[Records from a collection]
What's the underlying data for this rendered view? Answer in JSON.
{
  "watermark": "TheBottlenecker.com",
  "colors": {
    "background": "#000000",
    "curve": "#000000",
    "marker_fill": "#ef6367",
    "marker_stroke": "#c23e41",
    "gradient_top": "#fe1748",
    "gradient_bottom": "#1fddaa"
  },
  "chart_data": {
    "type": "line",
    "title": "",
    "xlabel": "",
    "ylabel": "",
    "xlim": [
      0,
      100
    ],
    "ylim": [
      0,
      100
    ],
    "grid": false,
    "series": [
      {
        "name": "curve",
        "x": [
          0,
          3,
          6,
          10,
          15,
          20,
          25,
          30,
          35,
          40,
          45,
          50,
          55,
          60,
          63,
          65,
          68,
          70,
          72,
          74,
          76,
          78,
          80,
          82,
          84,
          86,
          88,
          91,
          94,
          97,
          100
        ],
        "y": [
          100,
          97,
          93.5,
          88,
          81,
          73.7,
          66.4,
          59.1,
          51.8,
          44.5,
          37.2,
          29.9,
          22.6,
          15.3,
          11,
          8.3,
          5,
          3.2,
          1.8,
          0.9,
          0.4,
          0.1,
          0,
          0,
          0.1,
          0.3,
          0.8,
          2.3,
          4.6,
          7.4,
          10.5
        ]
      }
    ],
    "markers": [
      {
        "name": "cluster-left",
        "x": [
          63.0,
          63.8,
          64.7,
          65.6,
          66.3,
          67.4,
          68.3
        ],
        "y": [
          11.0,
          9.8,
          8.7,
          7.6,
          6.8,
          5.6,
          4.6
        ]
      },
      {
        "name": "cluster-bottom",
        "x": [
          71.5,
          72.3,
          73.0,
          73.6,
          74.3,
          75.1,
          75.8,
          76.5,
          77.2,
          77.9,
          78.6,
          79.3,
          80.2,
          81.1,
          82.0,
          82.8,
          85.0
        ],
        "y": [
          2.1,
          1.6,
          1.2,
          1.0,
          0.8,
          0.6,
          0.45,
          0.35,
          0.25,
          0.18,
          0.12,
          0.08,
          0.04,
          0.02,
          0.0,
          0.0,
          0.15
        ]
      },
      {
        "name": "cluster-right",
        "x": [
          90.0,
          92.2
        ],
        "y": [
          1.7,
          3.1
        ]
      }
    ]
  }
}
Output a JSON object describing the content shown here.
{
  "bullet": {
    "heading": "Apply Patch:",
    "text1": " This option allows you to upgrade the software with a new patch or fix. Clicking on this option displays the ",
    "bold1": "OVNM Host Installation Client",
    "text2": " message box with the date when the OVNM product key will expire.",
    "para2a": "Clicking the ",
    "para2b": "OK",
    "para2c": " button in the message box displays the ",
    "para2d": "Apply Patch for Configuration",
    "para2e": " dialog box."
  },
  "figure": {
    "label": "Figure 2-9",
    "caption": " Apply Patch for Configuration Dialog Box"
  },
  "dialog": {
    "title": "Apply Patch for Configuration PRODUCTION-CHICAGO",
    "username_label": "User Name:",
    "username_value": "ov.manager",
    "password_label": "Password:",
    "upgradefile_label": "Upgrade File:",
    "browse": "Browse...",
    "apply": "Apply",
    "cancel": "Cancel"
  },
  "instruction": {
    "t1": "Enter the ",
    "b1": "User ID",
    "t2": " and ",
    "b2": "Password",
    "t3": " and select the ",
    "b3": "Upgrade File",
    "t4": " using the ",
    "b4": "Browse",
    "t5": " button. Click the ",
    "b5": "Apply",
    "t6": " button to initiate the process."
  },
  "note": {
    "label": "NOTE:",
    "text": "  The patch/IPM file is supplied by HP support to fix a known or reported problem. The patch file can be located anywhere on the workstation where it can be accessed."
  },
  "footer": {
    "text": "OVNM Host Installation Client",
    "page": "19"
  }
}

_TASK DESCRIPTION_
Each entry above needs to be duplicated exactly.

_RESPONSE BELOW_
What's the underlying data for this rendered view? Answer in JSON.
{
  "watermark": "TheBottlenecker.com",
  "colors": {
    "background": "#000000",
    "curve": "#000000",
    "marker_fill": "#ef6367",
    "marker_stroke": "#c23e41",
    "gradient_top": "#fe1748",
    "gradient_bottom": "#1fddaa"
  },
  "chart_data": {
    "type": "line",
    "title": "",
    "xlabel": "",
    "ylabel": "",
    "xlim": [
      0,
      100
    ],
    "ylim": [
      0,
      100
    ],
    "grid": false,
    "series": [
      {
        "name": "curve",
        "x": [
          0,
          3,
          6,
          10,
          15,
          20,
          25,
          30,
          35,
          40,
          45,
          50,
          55,
          60,
          63,
          65,
          68,
          70,
          72,
          74,
          76,
          78,
          80,
          82,
          84,
          86,
          88,
          91,
          94,
          97,
          100
        ],
        "y": [
          100,
          97,
          93.5,
          88,
          81,
          73.7,
          66.4,
          59.1,
          51.8,
          44.5,
          37.2,
          29.9,
          22.6,
          15.3,
          11,
          8.3,
          5,
          3.2,
          1.8,
          0.9,
          0.4,
          0.1,
          0,
          0,
          0.1,
          0.3,
          0.8,
          2.3,
          4.6,
          7.4,
          10.5
        ]
      }
    ],
    "markers": [
      {
        "name": "cluster-left",
        "x": [
          63.0,
          63.8,
          64.7,
          65.6,
          66.3,
          67.4,
          68.3
        ],
        "y": [
          11.0,
          9.8,
          8.7,
          7.6,
          6.8,
          5.6,
          4.6
        ]
      },
      {
        "name": "cluster-bottom",
        "x": [
          71.5,
          72.3,
          73.0,
          73.6,
          74.3,
          75.1,
          75.8,
          76.5,
          77.2,
          77.9,
          78.6,
          79.3,
          80.2,
          81.1,
          82.0,
          82.8,
          85.0
        ],
        "y": [
          2.1,
          1.6,
          1.2,
          1.0,
          0.8,
          0.6,
          0.45,
          0.35,
          0.25,
          0.18,
          0.12,
          0.08,
          0.04,
          0.02,
          0.0,
          0.0,
          0.15
        ]
      },
      {
        "name": "cluster-right",
        "x": [
          90.0,
          92.2
        ],
        "y": [
          1.7,
          3.1
        ]
      }
    ]
  }
}
Output a JSON object describing the content shown here.
{
  "bullet": {
    "heading": "Apply Patch:",
    "text1": " This option allows you to upgrade the software with a new patch or fix. Clicking on this option displays the ",
    "bold1": "OVNM Host Installation Client",
    "text2": " message box with the date when the OVNM product key will expire.",
    "para2a": "Clicking the ",
    "para2b": "OK",
    "para2c": " button in the message box displays the ",
    "para2d": "Apply Patch for Configuration",
    "para2e": " dialog box."
  },
  "figure": {
    "label": "Figure 2-9",
    "caption": " Apply Patch for Configuration Dialog Box"
  },
  "dialog": {
    "title": "Apply Patch for Configuration PRODUCTION-CHICAGO",
    "username_label": "User Name:",
    "username_value": "ov.manager",
    "password_label": "Password:",
    "upgradefile_label": "Upgrade File:",
    "browse": "Browse...",
    "apply": "Apply",
    "cancel": "Cancel"
  },
  "instruction": {
    "t1": "Enter the ",
    "b1": "User ID",
    "t2": " and ",
    "b2": "Password",
    "t3": " and select the ",
    "b3": "Upgrade File",
    "t4": " using the ",
    "b4": "Browse",
    "t5": " button. Click the ",
    "b5": "Apply",
    "t6": " button to initiate the process."
  },
  "note": {
    "label": "NOTE:",
    "text": "  The patch/IPM file is supplied by HP support to fix a known or reported problem. The patch file can be located anywhere on the workstation where it can be accessed."
  },
  "footer": {
    "text": "OVNM Host Installation Client",
    "page": "19"
  }
}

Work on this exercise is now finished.